Loan defaults in South Florida

Mortgage loan defaults are on the rise again across South Florida.  They are coming off a very low level after being halted due to COVID 19 moratoriums.  At this point there really isn’t much to get worried about.  After all, it takes years and sometimes as long as a decade for a lender to reclaim a property in Florida since it is a judicial state.  Anyway, below are some numbers going back to 2015.  What most people don’t realize is that we never really healed from the last crisis.  Most foreclosures that were halted back in 2010 for the robo-signing litigation just resurfaced a few years later.  We merely kicked the can down the road until the housing bubble reflated due to ridiculously low mortgage rates.  They even halt foreclosures when the wind blows too hard.  The big decline in 2017 that you see in the chart was after Hurricane Irma, followed by a massive spike in 2018.

Annual Monthly Change
2015   9,557    796
2016  15,194   1,266    59%
2017  13,071   1,089   -14%
2018  15,905   1,325    22%
2019  10,355     863   -35%
2020   3,513     293   -66%
2021  3,265     272    -7%
2022   2,907 415 53%


Deal volume

There aren’t many deals closing in Miami, Fort Lauderdale and Palm Beach markets.  This can be attributed to a very low inventory of available houses and condos for sale.  We will show that in another chart.  Here is a look at transaction volume.

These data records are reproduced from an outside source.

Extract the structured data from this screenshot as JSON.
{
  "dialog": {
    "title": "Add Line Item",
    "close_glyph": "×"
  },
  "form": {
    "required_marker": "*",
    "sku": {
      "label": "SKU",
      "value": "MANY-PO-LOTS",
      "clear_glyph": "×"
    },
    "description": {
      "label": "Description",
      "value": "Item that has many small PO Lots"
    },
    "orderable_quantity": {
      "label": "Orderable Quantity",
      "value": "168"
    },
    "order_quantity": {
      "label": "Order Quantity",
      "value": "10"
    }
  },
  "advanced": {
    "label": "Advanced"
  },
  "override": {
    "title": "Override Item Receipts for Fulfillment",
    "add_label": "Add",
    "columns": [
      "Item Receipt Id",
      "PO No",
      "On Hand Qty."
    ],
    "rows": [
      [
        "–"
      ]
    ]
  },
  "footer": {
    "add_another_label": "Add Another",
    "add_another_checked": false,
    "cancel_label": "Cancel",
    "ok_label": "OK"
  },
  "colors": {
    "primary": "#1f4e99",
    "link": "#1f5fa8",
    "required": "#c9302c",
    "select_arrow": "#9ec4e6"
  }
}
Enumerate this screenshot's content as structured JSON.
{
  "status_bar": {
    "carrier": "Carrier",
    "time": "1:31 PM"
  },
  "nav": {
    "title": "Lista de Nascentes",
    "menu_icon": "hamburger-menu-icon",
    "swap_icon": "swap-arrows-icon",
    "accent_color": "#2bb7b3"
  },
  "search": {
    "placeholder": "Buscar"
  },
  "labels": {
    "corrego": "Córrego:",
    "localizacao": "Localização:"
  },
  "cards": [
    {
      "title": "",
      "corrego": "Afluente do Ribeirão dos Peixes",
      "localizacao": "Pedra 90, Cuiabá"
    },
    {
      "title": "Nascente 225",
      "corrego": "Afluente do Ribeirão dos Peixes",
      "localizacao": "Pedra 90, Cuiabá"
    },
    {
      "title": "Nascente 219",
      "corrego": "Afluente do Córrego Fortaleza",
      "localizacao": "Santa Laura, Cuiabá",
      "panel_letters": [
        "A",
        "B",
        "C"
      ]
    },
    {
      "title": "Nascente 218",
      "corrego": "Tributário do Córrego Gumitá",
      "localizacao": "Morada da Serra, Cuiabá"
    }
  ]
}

Real estate deal volume in South Florida


It looks like residential inventory is finally making a slow bottom turn.  During the month of June there were 9,641 houses and 11,269 condo properties available in the tri-county area.  That is still a small fraction of the 72,241 properties that were on the market as foreclosures were halted as the last housing bubble popped.  Take a look at the beginning (far left) of this next chart.  In January of 2011 there were 30,768 houses and a whopping 41,473 condo properties on the market as lenders halted foreclosures due to the robo-signining litigation.  Total inventory declined from 72,241 properties in January 2011 to only 34,993 properties by October 2012.  Combine that with low mortgage rates and that provided footing for the housing market and a base for the next bubble to be created.

Housing inventory

Mortgage rates

There has been a significant jump in mortgage rates that will impact housing affordability.  Basically, rates have doubled so far this year.  Real estate prices have been hooked on low rates for so long, this move will certainly leave a mark.

Mortgage rates

Average sale price

The sale prices of residential real estate are still in the stratosphere, but will gradually return to earth as the bubble pops.  As we move into the fourth quarter of 2022 and into 2023, prices are going to normalize.

Loan defaults haven't hit prices yet

This real estate market outlook covers real estate activity in Miami-Dade, Broward and Palm Beach County, Florida.  Here are just a few of the cities in each of these three markets:

  • Miami-Dade – Aventura, Coral Gables, Miami Beach, Hialeah, Sunny Isles Beach, North Miami, Homestead, Doral, Miami Lakes, Downtown Miami, Brickell and Key Biscayne.
  • Broward – Fort Lauderdale, Pompano Beach, Deerfield Beach, Hollywood, Hallandale, Weston, Parkland, Wilton Manors, Oakland Park, Plantation, Cooper City, Davie, Coral Springs, Sea Ranch Lakes, Lauderdale by the Sea and Lighthouse Point.
  • Palm Beach – Delray Beach, Highland Beach, Jupiter, Palm Beach Island, Boynton Beach, Boca Raton, Highland Beach, Palm Beach Gardens, West Palm Beach, Wellington and Lake Worth.